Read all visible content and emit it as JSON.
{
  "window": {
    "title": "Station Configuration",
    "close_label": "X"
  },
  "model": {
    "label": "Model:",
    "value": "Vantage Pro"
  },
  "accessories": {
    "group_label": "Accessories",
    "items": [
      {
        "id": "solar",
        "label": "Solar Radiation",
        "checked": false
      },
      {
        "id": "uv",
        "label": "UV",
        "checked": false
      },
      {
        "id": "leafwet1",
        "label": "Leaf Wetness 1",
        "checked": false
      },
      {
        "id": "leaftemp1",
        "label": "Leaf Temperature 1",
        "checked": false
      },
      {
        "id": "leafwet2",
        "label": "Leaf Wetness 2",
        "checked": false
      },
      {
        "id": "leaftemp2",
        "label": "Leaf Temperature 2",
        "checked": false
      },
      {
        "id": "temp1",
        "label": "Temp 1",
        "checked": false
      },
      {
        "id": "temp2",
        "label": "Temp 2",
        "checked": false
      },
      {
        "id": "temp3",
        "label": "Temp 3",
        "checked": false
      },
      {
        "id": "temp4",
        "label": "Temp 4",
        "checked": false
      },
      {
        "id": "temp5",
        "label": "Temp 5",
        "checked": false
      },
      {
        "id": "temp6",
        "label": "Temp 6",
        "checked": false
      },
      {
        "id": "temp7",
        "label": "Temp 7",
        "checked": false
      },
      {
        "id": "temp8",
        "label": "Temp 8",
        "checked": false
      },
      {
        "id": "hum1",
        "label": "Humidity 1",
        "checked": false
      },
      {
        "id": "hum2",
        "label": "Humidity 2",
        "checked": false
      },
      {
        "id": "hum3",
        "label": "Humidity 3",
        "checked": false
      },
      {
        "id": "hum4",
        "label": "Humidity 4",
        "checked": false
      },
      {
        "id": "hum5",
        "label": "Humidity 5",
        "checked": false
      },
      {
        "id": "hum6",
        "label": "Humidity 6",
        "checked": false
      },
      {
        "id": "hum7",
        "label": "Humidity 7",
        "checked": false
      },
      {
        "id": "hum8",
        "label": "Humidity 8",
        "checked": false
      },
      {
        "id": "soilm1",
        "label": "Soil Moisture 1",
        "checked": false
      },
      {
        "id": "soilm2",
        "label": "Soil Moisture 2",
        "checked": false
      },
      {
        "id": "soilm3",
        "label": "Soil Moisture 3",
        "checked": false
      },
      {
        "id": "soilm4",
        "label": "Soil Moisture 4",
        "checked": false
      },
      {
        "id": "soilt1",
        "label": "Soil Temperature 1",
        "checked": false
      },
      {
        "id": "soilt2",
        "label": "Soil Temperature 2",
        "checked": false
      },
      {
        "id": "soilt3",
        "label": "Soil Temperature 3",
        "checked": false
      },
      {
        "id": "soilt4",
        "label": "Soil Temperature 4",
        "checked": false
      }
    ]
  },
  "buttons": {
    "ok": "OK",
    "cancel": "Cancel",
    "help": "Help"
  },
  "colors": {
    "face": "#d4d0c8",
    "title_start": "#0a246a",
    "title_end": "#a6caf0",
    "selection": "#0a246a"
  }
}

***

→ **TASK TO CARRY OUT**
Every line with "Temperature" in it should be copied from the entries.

→ **RESULT OF THE EXERCISE**
        "label": "Leaf Temperature 1",
        "label": "Leaf Temperature 2",
        "label": "Soil Temperature 1",
        "label": "Soil Temperature 2",
        "label": "Soil Temperature 3",
        "label": "Soil Temperature 4",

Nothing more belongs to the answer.